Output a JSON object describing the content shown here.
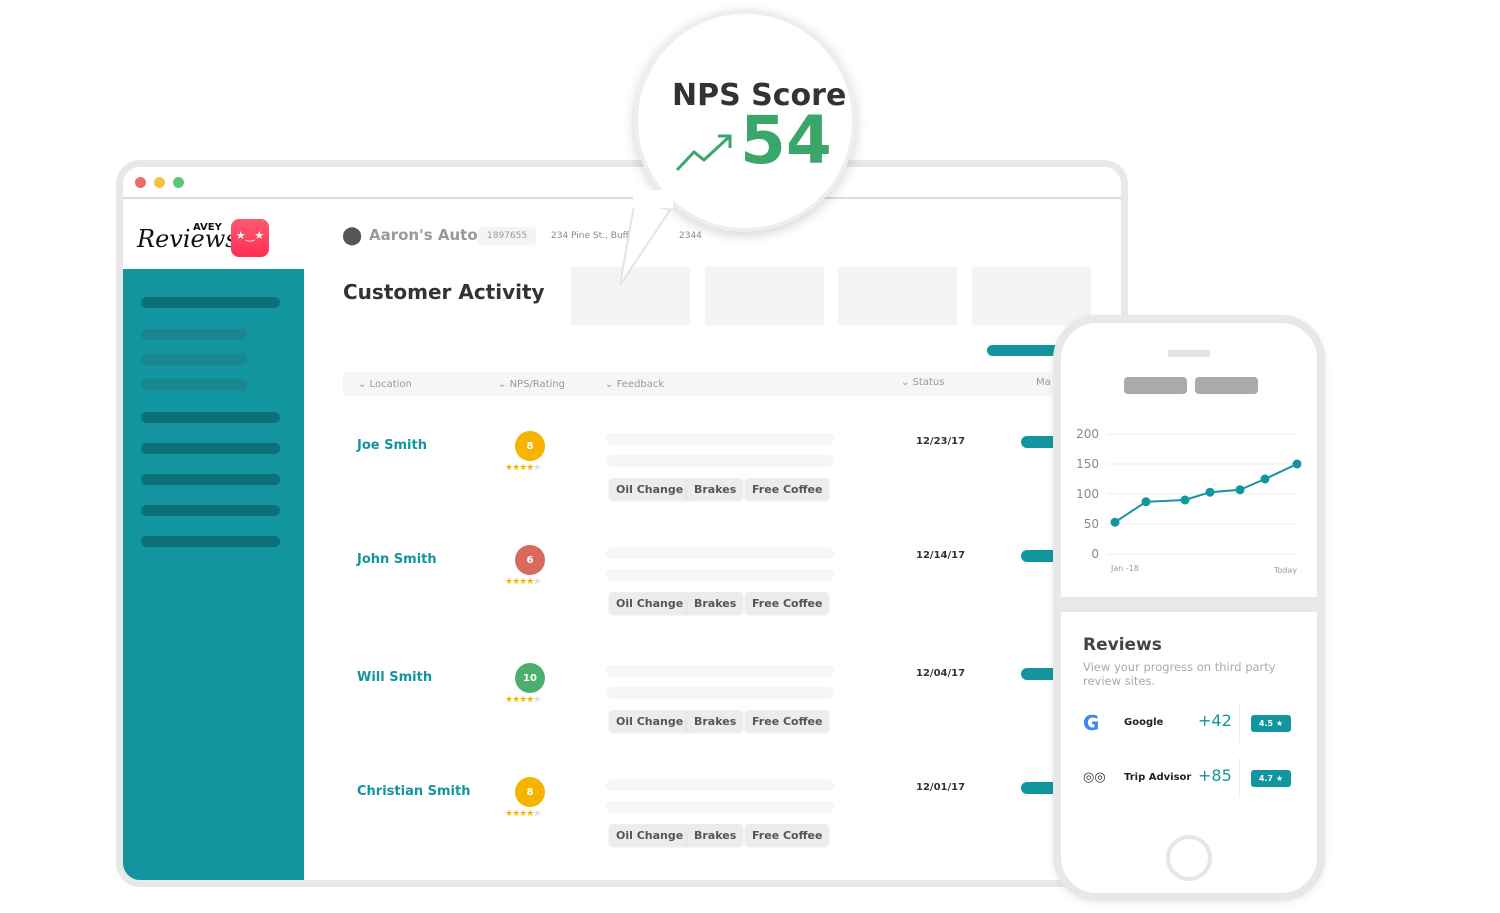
{
  "app": {
    "logo_text": "AVEY Reviews"
  },
  "header": {
    "location_name": "Aaron's Auto",
    "location_id": "1897655",
    "address": "234 Pine St., Buffal",
    "address_tail": "2344"
  },
  "page_title": "Customer Activity",
  "table": {
    "columns": [
      "Location",
      "NPS/Rating",
      "Feedback",
      "Status",
      "Ma"
    ],
    "rows": [
      {
        "name": "Joe Smith",
        "nps": "8",
        "nps_color": "#f5b400",
        "stars": 4,
        "tags": [
          "Oil Change",
          "Brakes",
          "Free Coffee"
        ],
        "date": "12/23/17"
      },
      {
        "name": "John Smith",
        "nps": "6",
        "nps_color": "#d9685f",
        "stars": 4,
        "tags": [
          "Oil Change",
          "Brakes",
          "Free Coffee"
        ],
        "date": "12/14/17"
      },
      {
        "name": "Will Smith",
        "nps": "10",
        "nps_color": "#4caf6e",
        "stars": 4,
        "tags": [
          "Oil Change",
          "Brakes",
          "Free Coffee"
        ],
        "date": "12/04/17"
      },
      {
        "name": "Christian Smith",
        "nps": "8",
        "nps_color": "#f5b400",
        "stars": 4,
        "tags": [
          "Oil Change",
          "Brakes",
          "Free Coffee"
        ],
        "date": "12/01/17"
      }
    ]
  },
  "nps": {
    "label": "NPS Score",
    "value": "54",
    "color": "#3aa66a"
  },
  "chart_data": {
    "type": "line",
    "x_labels": [
      "Jan -18",
      "Today"
    ],
    "values": [
      53,
      87,
      90,
      103,
      107,
      125,
      150
    ],
    "ylim": [
      0,
      200
    ],
    "yticks": [
      "200",
      "150",
      "100",
      "50",
      "0"
    ],
    "grid": true,
    "color": "#13959f"
  },
  "reviews": {
    "title": "Reviews",
    "subtitle": "View your progress on third party review sites.",
    "sites": [
      {
        "name": "Google",
        "change": "+42",
        "rating": "4.5 ★",
        "icon": "google-icon"
      },
      {
        "name": "Trip Advisor",
        "change": "+85",
        "rating": "4.7 ★",
        "icon": "tripadvisor-icon"
      }
    ]
  },
  "colors": {
    "accent": "#13959f"
  }
}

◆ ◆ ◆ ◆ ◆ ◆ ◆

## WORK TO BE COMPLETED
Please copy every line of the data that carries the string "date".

## RESPONSE TO THIS TASK
        "date": "12/23/17"
        "date": "12/14/17"
        "date": "12/04/17"
        "date": "12/01/17"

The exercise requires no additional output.